Feeling down about your blues guitar jams? We'll show you how to solo over a 12-bar progression

Guitarist playing a Gretsch guitar
(Image credit: Future)

Whether you’re a seasoned improviser or a jam-session novice, you can always refresh those 12-bar blues licks. They're timeless and always useful. We want you to start jamming over the staple progression, but we're offering the tools to get you there with some winning licks. 

Start with a scale shape

A minor pentatonic scale with extra blues notes

The minor pentatonic scale is a fantastic scale to jam over a 12-bar blues with, but by adding a few more notes you can infuse your blues with the slick sounds of virtuoso blues-meisters such as Joe Bonamassa, Robben Ford and more. 

Practise the basic minor pentatonic scale first (black dots are root notes; red dots are other scale notes). When you get a feel for this, try adding in the extra non-scale notes that we’ve highlighted in green.

12-bar blues chord progression

| A7 / / / | / / / / | / / / / | / / / / | 

| D7 / / / | / / / / | A7 / / / | / / / / | 

| E7 / / / | D7 / / / | A7 / / / | / / E7 / ||

This is the progression you’ll be playing over. It’s the most common form of the 12-bar blues, but it is common in music to see the arrangement of chords moved about a bit.

Notice that there are only three chords throughout: A7, D7 and E7 (a I-IV-V in the key of A). We've provided a backing track for you to jam over.

Backing track

The opener (I chord)

This lick is played over an A7 chord. Solos tend to sound much better if you can land on a note from the backing chords, so, in this case, we’re adding a 6th fret C# note from the A7 - all the rest of the notes come from the minor pentatonic scale.

The change (IV chord)

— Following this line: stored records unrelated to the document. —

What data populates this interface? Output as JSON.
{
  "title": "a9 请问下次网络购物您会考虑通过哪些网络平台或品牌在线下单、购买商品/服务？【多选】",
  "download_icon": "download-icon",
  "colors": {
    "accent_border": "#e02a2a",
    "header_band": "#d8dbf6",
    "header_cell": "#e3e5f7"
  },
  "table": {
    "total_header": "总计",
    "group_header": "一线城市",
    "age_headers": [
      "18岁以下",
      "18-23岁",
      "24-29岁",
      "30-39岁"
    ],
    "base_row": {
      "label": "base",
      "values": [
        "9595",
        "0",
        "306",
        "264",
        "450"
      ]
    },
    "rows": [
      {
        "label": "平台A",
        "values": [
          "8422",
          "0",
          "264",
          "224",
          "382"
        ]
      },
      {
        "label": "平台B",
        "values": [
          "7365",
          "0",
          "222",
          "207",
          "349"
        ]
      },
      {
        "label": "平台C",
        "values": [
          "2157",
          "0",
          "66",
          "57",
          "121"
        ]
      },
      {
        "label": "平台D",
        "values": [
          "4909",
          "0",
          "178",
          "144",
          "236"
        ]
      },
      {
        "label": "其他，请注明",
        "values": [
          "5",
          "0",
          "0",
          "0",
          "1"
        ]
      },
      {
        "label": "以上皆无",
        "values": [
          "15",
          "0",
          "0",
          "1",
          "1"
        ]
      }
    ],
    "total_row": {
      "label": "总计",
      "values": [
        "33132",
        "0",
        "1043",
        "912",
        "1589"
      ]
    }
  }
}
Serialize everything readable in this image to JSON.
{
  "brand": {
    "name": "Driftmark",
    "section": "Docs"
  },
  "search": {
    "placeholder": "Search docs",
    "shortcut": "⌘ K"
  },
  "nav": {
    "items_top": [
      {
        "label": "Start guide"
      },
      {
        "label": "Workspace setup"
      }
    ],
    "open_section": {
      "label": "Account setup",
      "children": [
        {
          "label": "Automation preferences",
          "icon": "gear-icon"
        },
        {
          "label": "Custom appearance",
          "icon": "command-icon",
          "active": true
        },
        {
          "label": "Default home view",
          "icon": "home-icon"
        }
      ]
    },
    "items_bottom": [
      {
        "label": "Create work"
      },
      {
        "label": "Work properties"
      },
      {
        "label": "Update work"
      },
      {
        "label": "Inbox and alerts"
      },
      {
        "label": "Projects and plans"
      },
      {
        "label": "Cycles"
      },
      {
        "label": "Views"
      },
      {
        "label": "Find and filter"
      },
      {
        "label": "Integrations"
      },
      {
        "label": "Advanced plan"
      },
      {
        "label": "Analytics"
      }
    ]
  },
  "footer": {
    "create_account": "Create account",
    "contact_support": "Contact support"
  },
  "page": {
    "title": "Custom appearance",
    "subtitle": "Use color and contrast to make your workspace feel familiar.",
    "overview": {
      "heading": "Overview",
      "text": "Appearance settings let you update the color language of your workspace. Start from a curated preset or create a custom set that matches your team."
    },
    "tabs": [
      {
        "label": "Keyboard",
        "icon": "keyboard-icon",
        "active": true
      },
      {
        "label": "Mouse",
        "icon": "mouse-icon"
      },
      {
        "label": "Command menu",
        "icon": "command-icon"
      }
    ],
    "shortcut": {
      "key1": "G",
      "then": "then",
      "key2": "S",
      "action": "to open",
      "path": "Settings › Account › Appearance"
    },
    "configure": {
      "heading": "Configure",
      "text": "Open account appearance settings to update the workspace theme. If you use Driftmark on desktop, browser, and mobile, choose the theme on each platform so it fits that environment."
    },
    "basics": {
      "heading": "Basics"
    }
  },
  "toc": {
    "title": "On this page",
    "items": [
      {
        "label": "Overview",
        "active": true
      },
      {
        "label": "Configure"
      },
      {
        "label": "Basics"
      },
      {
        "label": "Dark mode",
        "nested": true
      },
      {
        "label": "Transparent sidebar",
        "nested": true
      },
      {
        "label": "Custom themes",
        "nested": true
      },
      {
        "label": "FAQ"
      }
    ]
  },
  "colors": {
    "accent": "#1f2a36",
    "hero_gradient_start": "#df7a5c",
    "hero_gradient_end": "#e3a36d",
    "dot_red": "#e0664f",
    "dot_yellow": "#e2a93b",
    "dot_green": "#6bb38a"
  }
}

Although the chord has changed to D7 here, the A minor pentatonic notes all still work. Make a feature of the chord change by adding the major 6 interval, which is on the 4th fret of the fourth string. This is a fantastic note to add when playing over a IV chord.

The peak (V chord)

The V chord is the point at which the 12-bar blues is at it’s most tense, so why not make the most of the tension and make the solo even more dramatic? The b5th interval sounds great over a 12-bar blues, especially if you save it for the V chord.

The turnaround

The final two bars of a 12-bar blues are known as a ‘turnaround’. This is the point that we prepare to go back to the start of the loop and start the next phase of the solo. Most blues players have a collection of ‘turnaround’ licks that round off their solos.

Check out more guitar lessons


MusicRadar is the number one website for music-makers of all kinds, be they guitarists, drummers, keyboard players, DJs or producers...

  • GEAR: We help musicians find the best gear with top-ranking gear round-ups and high-quality, authoritative reviews by a wide team of highly experienced experts.
  • TIPS: We also provide tuition, from bite-sized tips to advanced work-outs and guidance from recognised musicians and stars.
  • STARS: We talk to musicians and stars about their creative processes, and the nuts and bolts of their gear and technique. We give fans an insight into the craft of music-making that no other music website can.